## Work order
Each entry is to be restated word for word, with nothing omitted.

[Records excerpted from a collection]
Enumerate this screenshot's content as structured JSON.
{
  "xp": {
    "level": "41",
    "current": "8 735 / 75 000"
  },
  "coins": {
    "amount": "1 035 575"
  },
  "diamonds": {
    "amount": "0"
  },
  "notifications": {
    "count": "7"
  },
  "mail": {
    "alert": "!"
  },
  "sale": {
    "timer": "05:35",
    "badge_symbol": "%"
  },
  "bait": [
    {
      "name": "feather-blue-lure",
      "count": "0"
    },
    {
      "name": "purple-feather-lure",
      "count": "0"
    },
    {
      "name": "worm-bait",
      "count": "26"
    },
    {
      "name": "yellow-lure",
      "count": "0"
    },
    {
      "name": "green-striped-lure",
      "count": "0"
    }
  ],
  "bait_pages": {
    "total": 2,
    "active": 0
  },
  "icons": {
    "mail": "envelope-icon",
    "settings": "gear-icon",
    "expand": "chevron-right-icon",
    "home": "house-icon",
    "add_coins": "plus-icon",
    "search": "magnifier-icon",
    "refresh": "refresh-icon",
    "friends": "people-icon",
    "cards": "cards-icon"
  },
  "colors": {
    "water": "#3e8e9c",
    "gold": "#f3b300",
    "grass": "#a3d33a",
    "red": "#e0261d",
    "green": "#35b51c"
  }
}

## Solution to this task
Enumerate this screenshot's content as structured JSON.
{
  "xp": {
    "level": "41",
    "current": "8 735 / 75 000"
  },
  "coins": {
    "amount": "1 035 575"
  },
  "diamonds": {
    "amount": "0"
  },
  "notifications": {
    "count": "7"
  },
  "mail": {
    "alert": "!"
  },
  "sale": {
    "timer": "05:35",
    "badge_symbol": "%"
  },
  "bait": [
    {
      "name": "feather-blue-lure",
      "count": "0"
    },
    {
      "name": "purple-feather-lure",
      "count": "0"
    },
    {
      "name": "worm-bait",
      "count": "26"
    },
    {
      "name": "yellow-lure",
      "count": "0"
    },
    {
      "name": "green-striped-lure",
      "count": "0"
    }
  ],
  "bait_pages": {
    "total": 2,
    "active": 0
  },
  "icons": {
    "mail": "envelope-icon",
    "settings": "gear-icon",
    "expand": "chevron-right-icon",
    "home": "house-icon",
    "add_coins": "plus-icon",
    "search": "magnifier-icon",
    "refresh": "refresh-icon",
    "friends": "people-icon",
    "cards": "cards-icon"
  },
  "colors": {
    "water": "#3e8e9c",
    "gold": "#f3b300",
    "grass": "#a3d33a",
    "red": "#e0261d",
    "green": "#35b51c"
  }
}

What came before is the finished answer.